         {¶ 6} In his first and second assignments of error, Roome argues the trial court erred by denying his requests for ILC based on a "blanket policy of not considering ILC motions from defendants with F5 drug trafficking charges, even though these defendants are eligible for consideration by statute." According to Roome, this violated his due process and equal protection rights as provided for by the United States and Ohio Constitutions.

         {¶ 7} ILC is a procedure governed by R.C. 2951.041. State v. Birch, 12th Dist. Butler No. CA2010-10-256, 2012-Ohio-543, ¶ 28. Pursuant to that statute, if an offender is charged with a crime, and the trial court has reason to believe that drug or alcohol use was a factor leading to the commission of that crime, "the court may accept, prior to the entry of a guilty plea, the offender's request for intervention in lieu of conviction." R.C. 2951.041(A)(1). However, even when an offender is eligible for ILC, the statute does not create a legal right to ILC. State v. Crawford, 12th Dist. Fayette No. CA2012-10-034, 2013-Ohio-2280, ¶ 5. The statute is "permissive in nature and provides that the trial court may, in its discretion, grant the defendant an opportunity to participate in the early intervention in lieu of a sentence." State v. Nealeigh, 2d Dist. Champaign No. 2010CA28, 2011-Ohio-1416, ¶ 9. Thus, ILC is considered a privilege, not a right. Birch at ¶ 37.

         {¶ 8} A trial court's decision to deny an offender's request for ILC is reviewed under an abuse of discretion standard. State v. Casto, 12th Dist. Clinton No. CA2008-08-033, 2009-Ohio-791, ¶ 12. An abuse of discretion is more than an error of law or judgment. State v. Miller, 12th Dist. Butler No. CA2016-01-007, 2016-Ohio-7360, ¶ 7. Rather, it suggests the "trial court's decision was unreasonable, arbitrary or unconscionable." State v. Perkins, 12th Dist. Clinton No. CA2005-01-002, 2005-Ohio-6557, ¶ 8. A decision is unreasonable when it is "unsupported by a sound reasoning process." State v. Abdullah, 10th Dist. Franklin No. 07AP-427, 2007-Ohio-7010, ¶ 16, citing AAAA Ents., Inc. v. River Place Community Urban Redevelopment Corp., 50 Ohio St.3d 157, 161 (1990).

         {¶ 9} As noted above, Roome argues the trial court has developed a "blanket policy" not to consider any request for ILC when the eligible offender, like himself, was charged with trafficking in drugs. According to Roome, this "policy" was exposed by the state's August 16, 2016 memorandum in opposition to his first request for ILC when the state noted that "requests for intervention in lieu of conviction are traditionally denied for drug trafficking despite eligibility, " as well as the trial court's August 17, 2016 decision to ...

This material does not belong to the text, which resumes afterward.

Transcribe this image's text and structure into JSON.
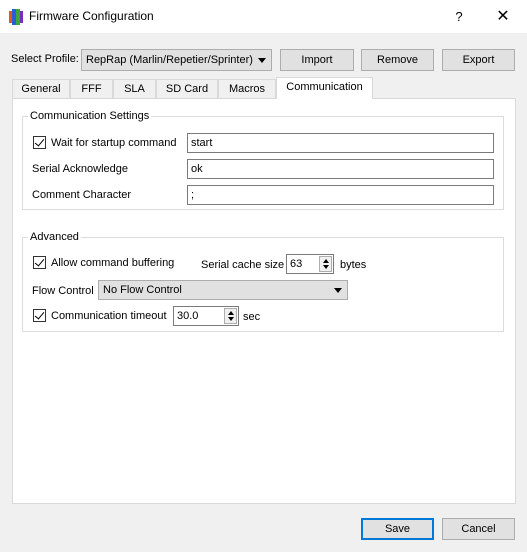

Buy This Entire Record For $7.95

Download the entire decision to receive the complete text, official citation,
docket number, dissents and concurrences, and footnotes for this case.

Learn more about what you receive with purchase of this case.